Lotus corniculatus, Common Bird’s-foot trefoil, mentioned in the ‘Peas in the Wilderness’ blog a few weeks ago, also goes by the evocative names Eggs and Bacon, Ham and Eggs, Tomb Thumb, Fingers and Thumbs, Granny’s Toenails, Dutchman’s Clogs etc. In fact, according to Richard Mabey in his Flora Britannica (1996), there are no fewer than 70 local names! Some of these refer to the shape of the flowers (medieval slipper or clog-shaped) and some to the colour which, as Mabey puts it, are ‘a delicious suffusion of egg-yolk orange and yellow’.
So why has so much attention been paid to, what is afterall, a rather diminutive albeit very common and widespread plant? Perhaps its very commonness renders it one of the first flowers we all find when we are first exploring nature and therefore requiring of a name and ending up with very many!
Anyway, this is not the only Bird’s-foot Trefoil on campus, the other is Lotus pedunculatus, The Greater Bird’s-foot trefoil. This is a larger, more striking plant but, by all accounts, it has not been so richly bestowed with vernacular names. Both these trefoils are quite common in the grassland on Campus. Both have the yellow pea-flowers characteristic of many members of the Fabaceae. Both seems to have leaves composed of 5-leaflets but actually, as the common name ‘trefoil’ suggests, there are 3 leaflets but each trefoil leaf has two leaf-like stipules at the junction of the peduncle (leaf stalk) and the stem so the leaves look as though there are 5 leaflets. So with these similarities, how to tell them apart?
L.pedunculatus, Greater Bird’sfoot trefoil is, not surprisingly given its name, the the larger of the two species (with ascending stems reaching 1 m tall). The plant can be very hairy but also, unhelpfully for our purposes, quite glabrous, the stem is usually hollow and this can be a useful character, but see below.

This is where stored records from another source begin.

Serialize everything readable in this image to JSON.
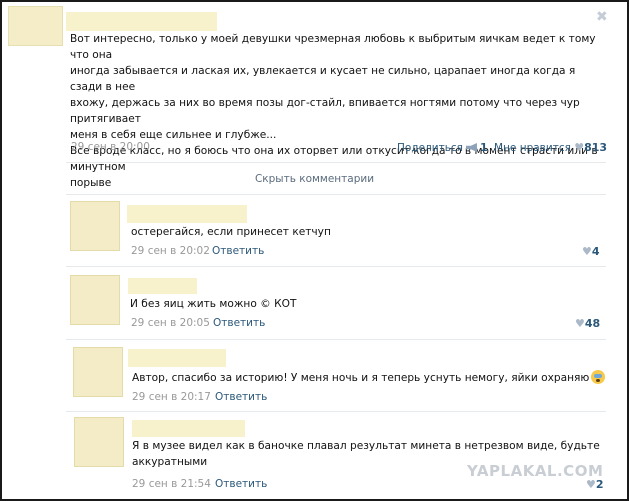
{
  "post": {
    "close_icon": "close-icon",
    "text_lines": [
      "Вот интересно, только у моей девушки чрезмерная любовь к выбритым яичкам ведет к тому что она",
      "иногда забывается и лаская их, увлекается и кусает не сильно, царапает иногда когда я сзади в нее",
      "вхожу, держась за них во время позы дог-стайл, впивается ногтями потому что через чур притягивает",
      "меня в себя еще сильнее и глубже...",
      "Все вроде класс, но я боюсь что она их оторвет или откусит когда то в момент страсти или в минутном",
      "порыве"
    ],
    "date": "29 сен в 20:00",
    "share_label": "Поделиться",
    "share_count": "1",
    "like_label": "Мне нравится",
    "like_count": "813"
  },
  "hide_comments_label": "Скрыть комментарии",
  "comments": [
    {
      "text": "остерегайся, если принесет кетчуп",
      "date": "29 сен в 20:02",
      "reply_label": "Ответить",
      "likes": "4"
    },
    {
      "text": "И без яиц жить можно © КОТ",
      "date": "29 сен в 20:05",
      "reply_label": "Ответить",
      "likes": "48"
    },
    {
      "text": "Автор, спасибо за историю! У меня ночь и я теперь уснуть немогу, яйки охраняю",
      "date": "29 сен в 20:17",
      "reply_label": "Ответить",
      "likes": ""
    },
    {
      "text_lines": [
        "Я в музее видел как в баночке плавал результат минета в нетрезвом виде, будьте",
        "аккуратными"
      ],
      "date": "29 сен в 21:54",
      "reply_label": "Ответить",
      "likes": "2"
    }
  ],
  "watermark": "YAPLAKAL.COM",
  "colors": {
    "link": "#2b587a",
    "meta": "#999999",
    "placeholder": "#f7f1cc",
    "frame": "#1a1a1a"
  }
}
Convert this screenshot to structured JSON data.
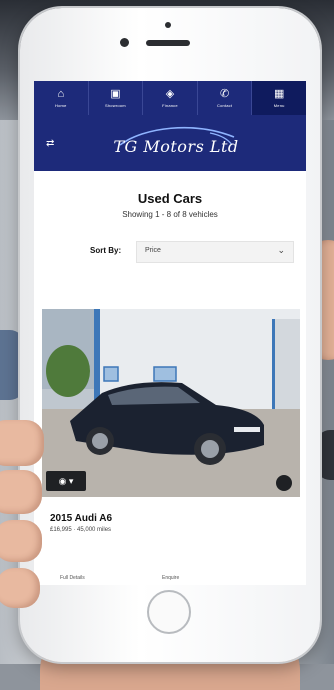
{
  "nav": {
    "items": [
      {
        "label": "Home",
        "icon": "home-icon",
        "glyph": "⌂"
      },
      {
        "label": "Showroom",
        "icon": "lock-icon",
        "glyph": "▣"
      },
      {
        "label": "Finance",
        "icon": "shield-icon",
        "glyph": "◈"
      },
      {
        "label": "Contact",
        "icon": "phone-icon",
        "glyph": "✆"
      },
      {
        "label": "Menu",
        "icon": "grid-icon",
        "glyph": "▦"
      }
    ]
  },
  "header": {
    "logo_text": "TG Motors Ltd",
    "menu_glyph": "⇄"
  },
  "page": {
    "title": "Used Cars",
    "subtitle": "Showing 1 - 8 of 8 vehicles"
  },
  "sort": {
    "label": "Sort By:",
    "selected": "Price",
    "chevron": "⌄"
  },
  "listing": {
    "name": "2015 Audi A6",
    "price": "£16,995 · 45,000 miles",
    "image_button_glyph": "◉ ▾",
    "footer_left": "Full Details",
    "footer_right": "Enquire"
  },
  "colors": {
    "brand": "#1d2a7a",
    "brand_dark": "#0f1b5e"
  }
}
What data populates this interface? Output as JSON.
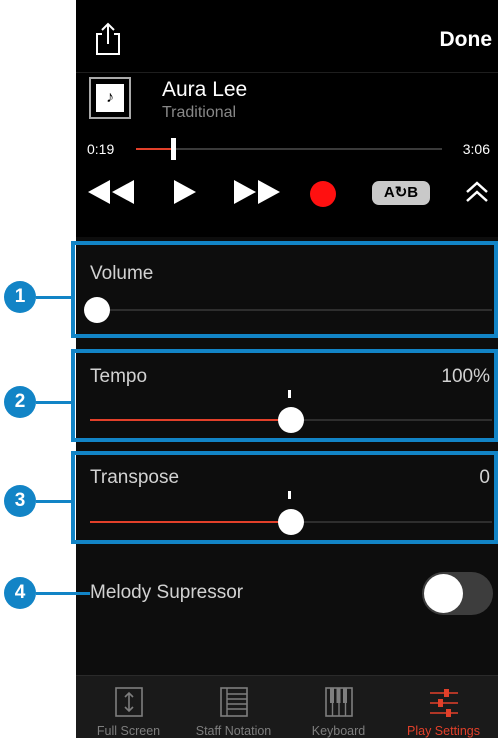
{
  "header": {
    "share_icon": "share-icon",
    "done_label": "Done"
  },
  "player": {
    "title": "Aura Lee",
    "artist": "Traditional",
    "current_time": "0:19",
    "total_time": "3:06",
    "progress": 0.12,
    "ab_label": "A↻B"
  },
  "settings": {
    "volume": {
      "label": "Volume",
      "value": 0.0
    },
    "tempo": {
      "label": "Tempo",
      "value_text": "100%",
      "value": 0.5
    },
    "transpose": {
      "label": "Transpose",
      "value_text": "0",
      "value": 0.5
    },
    "melody_supressor": {
      "label": "Melody Supressor",
      "enabled": false
    }
  },
  "tabs": [
    {
      "label": "Full Screen",
      "icon": "full-screen-icon",
      "active": false
    },
    {
      "label": "Staff Notation",
      "icon": "staff-notation-icon",
      "active": false
    },
    {
      "label": "Keyboard",
      "icon": "keyboard-icon",
      "active": false
    },
    {
      "label": "Play Settings",
      "icon": "play-settings-icon",
      "active": true
    }
  ],
  "callouts": [
    "1",
    "2",
    "3",
    "4"
  ],
  "colors": {
    "accent": "#e2402a",
    "callout": "#1284c6",
    "record": "#ff1010"
  }
}
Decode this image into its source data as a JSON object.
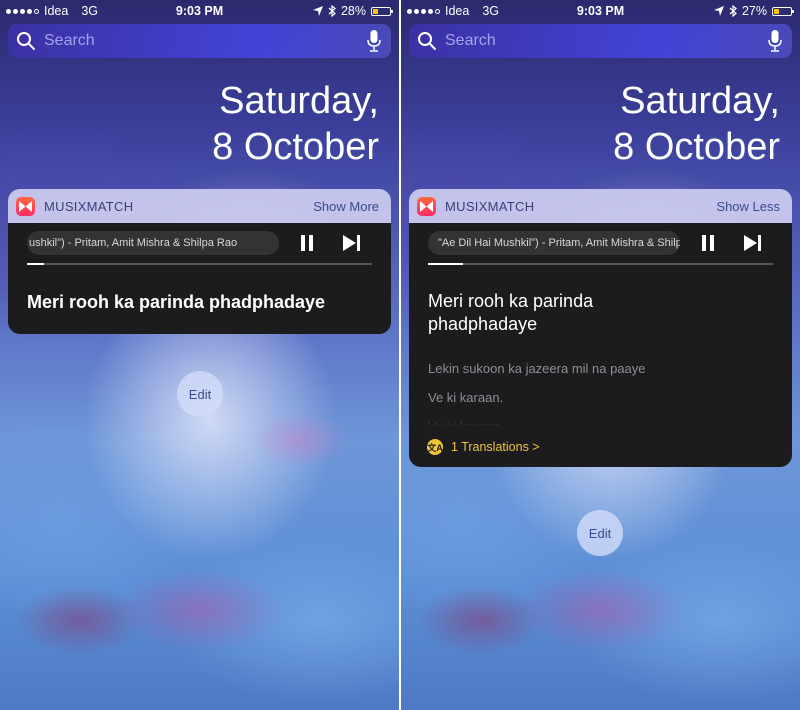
{
  "screens": [
    {
      "status": {
        "carrier": "Idea",
        "network": "3G",
        "time": "9:03 PM",
        "battery": "28%",
        "battery_level": 0.28,
        "signal_bars_filled": 4,
        "signal_bars_total": 5
      },
      "search": {
        "placeholder": "Search"
      },
      "date": {
        "line1": "Saturday,",
        "line2": "8 October"
      },
      "widget": {
        "app_name": "MUSIXMATCH",
        "toggle_label": "Show More",
        "track": "ushkil\") - Pritam, Amit Mishra & Shilpa Rao",
        "progress": 0.05,
        "current_lyric": "Meri rooh ka parinda phadphadaye"
      },
      "edit_label": "Edit"
    },
    {
      "status": {
        "carrier": "Idea",
        "network": "3G",
        "time": "9:03 PM",
        "battery": "27%",
        "battery_level": 0.27,
        "signal_bars_filled": 4,
        "signal_bars_total": 5
      },
      "search": {
        "placeholder": "Search"
      },
      "date": {
        "line1": "Saturday,",
        "line2": "8 October"
      },
      "widget": {
        "app_name": "MUSIXMATCH",
        "toggle_label": "Show Less",
        "track": "\"Ae Dil Hai Mushkil\") - Pritam, Amit Mishra & Shilpa Rao",
        "progress": 0.1,
        "current_lyric": "Meri rooh ka parinda phadphadaye",
        "next_lyrics": [
          "Lekin sukoon ka jazeera mil na paaye",
          "Ve ki karaan.",
          "Ve ki karaan."
        ],
        "translations_label": "1 Translations >",
        "translate_icon_glyph": "文A"
      },
      "edit_label": "Edit"
    }
  ],
  "colors": {
    "accent_yellow": "#f0c43a",
    "widget_dark": "#1c1c1e",
    "header_tint": "#cdcdf0",
    "brand_gradient": [
      "#ff6a3d",
      "#ff2a68"
    ]
  }
}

Ecologically this is a plant of damp or even wet grassland on campus it is the main species on the damper grasslands on the west-side of the lake.
L.corniculatus, Common Bird’s-foot Trefoil, is the smaller of the two species with procumbent or ascending stems reaching only 50 cm tall, the plant is usually glabrous or sparsely hairy, and with a solid stem (though Stace (2010)warns that the non-native L.corniculatus ssp. sativus, widely sown in ‘wildflower’ seed mixes on motorways verges etc, also has a hollow stem, but I have not seen this ssp. on campus). L.corniculatus is a plant of drier grassland and an campus is widespead but is especially abundant in the sandier grassland on the gentle slopes on the east-side of the lake. So if we have decent flowering specimens we can use size, stem characters and habitat to help distinguish the two.
But when they are not flowering it can be tricky to tell these two apart. Here, once again, the new vegetative key by John Poland & Eric Clement (2009) comes to our rescue. If we take a leaflet from each and ‘htl’ (hold to light), then if we have L.corniculatus we cannot see any secondary veins at all, the leaf is quite opaque. Whilst in L.peduculatus we clearly see the secondary veins. A triumph for the good old ‘htl’ technique once again!